*** DATA EXTRACT Section Begins ***
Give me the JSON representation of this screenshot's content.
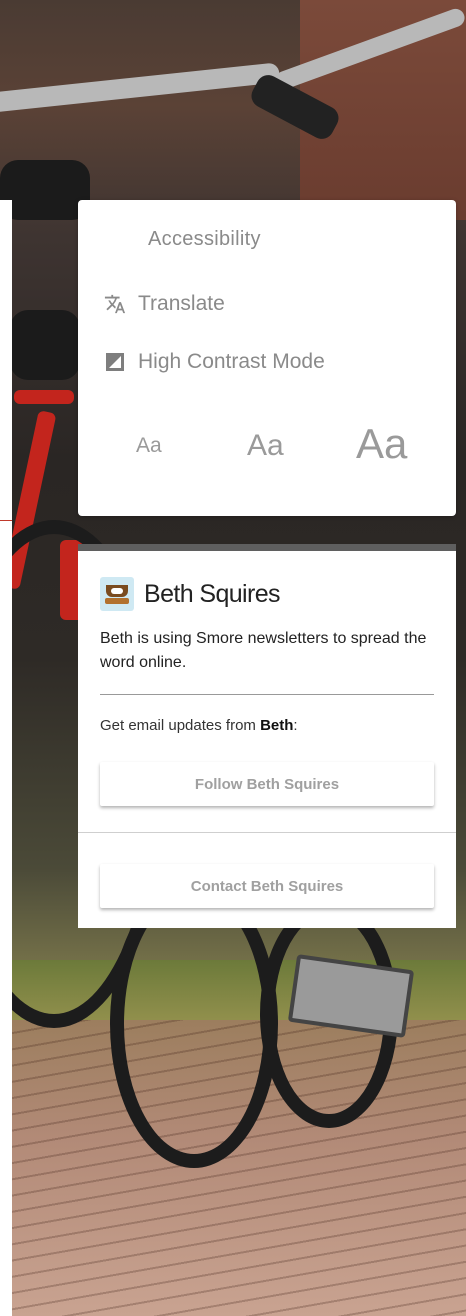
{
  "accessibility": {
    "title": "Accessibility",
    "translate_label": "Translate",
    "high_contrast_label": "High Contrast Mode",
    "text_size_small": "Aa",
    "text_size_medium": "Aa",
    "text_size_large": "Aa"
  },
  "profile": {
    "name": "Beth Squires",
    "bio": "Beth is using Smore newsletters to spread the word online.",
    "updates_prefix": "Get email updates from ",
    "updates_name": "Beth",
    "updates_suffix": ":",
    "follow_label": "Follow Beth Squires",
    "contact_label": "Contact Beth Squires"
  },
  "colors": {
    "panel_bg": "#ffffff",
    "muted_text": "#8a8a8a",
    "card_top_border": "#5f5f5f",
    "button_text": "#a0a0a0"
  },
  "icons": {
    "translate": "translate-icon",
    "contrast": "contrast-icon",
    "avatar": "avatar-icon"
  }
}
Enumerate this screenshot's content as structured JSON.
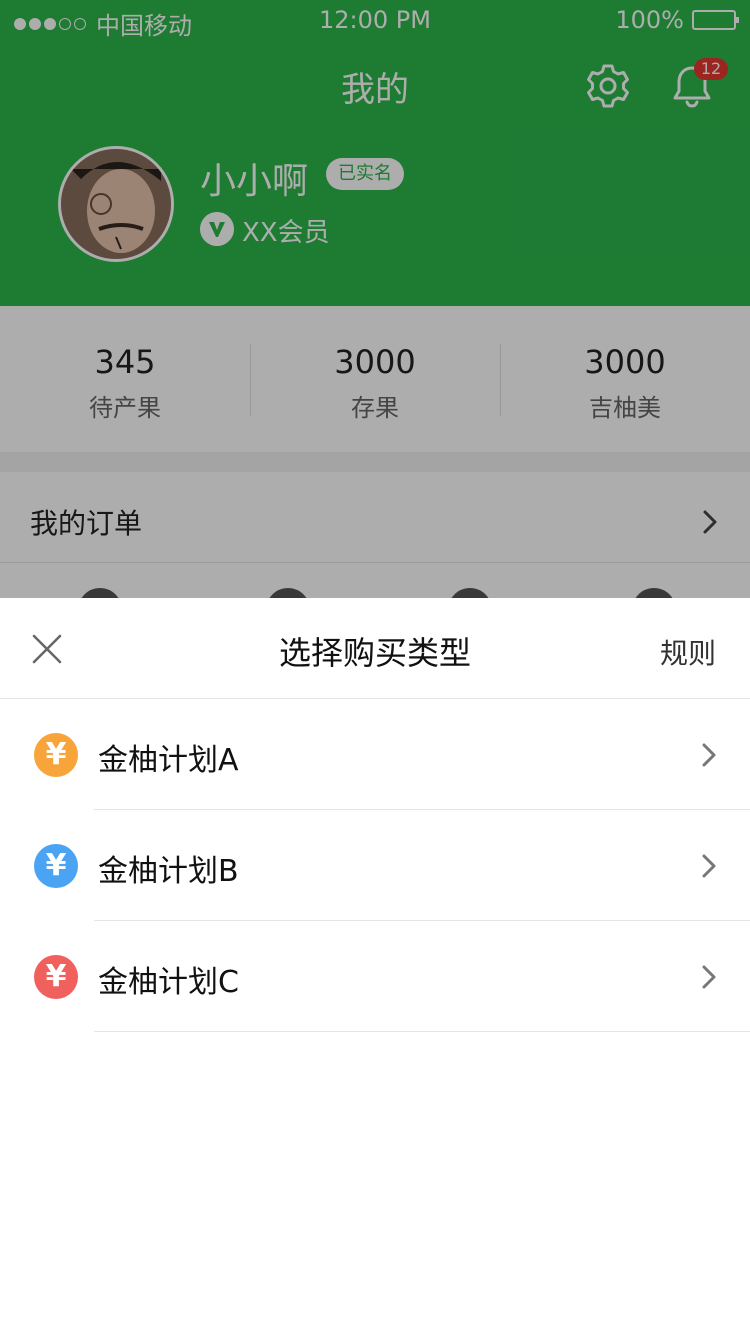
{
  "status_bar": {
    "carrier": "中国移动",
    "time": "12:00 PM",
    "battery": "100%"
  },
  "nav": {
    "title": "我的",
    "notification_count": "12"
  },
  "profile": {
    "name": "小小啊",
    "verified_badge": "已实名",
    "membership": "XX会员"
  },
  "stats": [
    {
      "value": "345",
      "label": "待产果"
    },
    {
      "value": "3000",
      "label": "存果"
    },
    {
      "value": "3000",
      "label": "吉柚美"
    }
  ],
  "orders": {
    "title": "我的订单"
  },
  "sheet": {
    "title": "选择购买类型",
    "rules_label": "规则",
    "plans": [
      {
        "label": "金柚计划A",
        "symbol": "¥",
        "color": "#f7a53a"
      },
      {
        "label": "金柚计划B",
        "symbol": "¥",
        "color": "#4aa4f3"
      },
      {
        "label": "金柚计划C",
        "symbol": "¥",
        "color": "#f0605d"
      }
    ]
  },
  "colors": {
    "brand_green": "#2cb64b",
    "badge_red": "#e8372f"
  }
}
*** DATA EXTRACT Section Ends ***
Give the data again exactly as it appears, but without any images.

Give me the JSON representation of this screenshot's content.
{
  "accessibility": {
    "title": "Accessibility",
    "translate_label": "Translate",
    "high_contrast_label": "High Contrast Mode",
    "text_size_small": "Aa",
    "text_size_medium": "Aa",
    "text_size_large": "Aa"
  },
  "profile": {
    "name": "Beth Squires",
    "bio": "Beth is using Smore newsletters to spread the word online.",
    "updates_prefix": "Get email updates from ",
    "updates_name": "Beth",
    "updates_suffix": ":",
    "follow_label": "Follow Beth Squires",
    "contact_label": "Contact Beth Squires"
  },
  "colors": {
    "panel_bg": "#ffffff",
    "muted_text": "#8a8a8a",
    "card_top_border": "#5f5f5f",
    "button_text": "#a0a0a0"
  },
  "icons": {
    "translate": "translate-icon",
    "contrast": "contrast-icon",
    "avatar": "avatar-icon"
  }
}
Enumerate this screenshot's content as structured JSON.
{
  "status_bar": {
    "carrier": "中国移动",
    "time": "12:00 PM",
    "battery": "100%"
  },
  "nav": {
    "title": "我的",
    "notification_count": "12"
  },
  "profile": {
    "name": "小小啊",
    "verified_badge": "已实名",
    "membership": "XX会员"
  },
  "stats": [
    {
      "value": "345",
      "label": "待产果"
    },
    {
      "value": "3000",
      "label": "存果"
    },
    {
      "value": "3000",
      "label": "吉柚美"
    }
  ],
  "orders": {
    "title": "我的订单"
  },
  "sheet": {
    "title": "选择购买类型",
    "rules_label": "规则",
    "plans": [
      {
        "label": "金柚计划A",
        "symbol": "¥",
        "color": "#f7a53a"
      },
      {
        "label": "金柚计划B",
        "symbol": "¥",
        "color": "#4aa4f3"
      },
      {
        "label": "金柚计划C",
        "symbol": "¥",
        "color": "#f0605d"
      }
    ]
  },
  "colors": {
    "brand_green": "#2cb64b",
    "badge_red": "#e8372f"
  }
}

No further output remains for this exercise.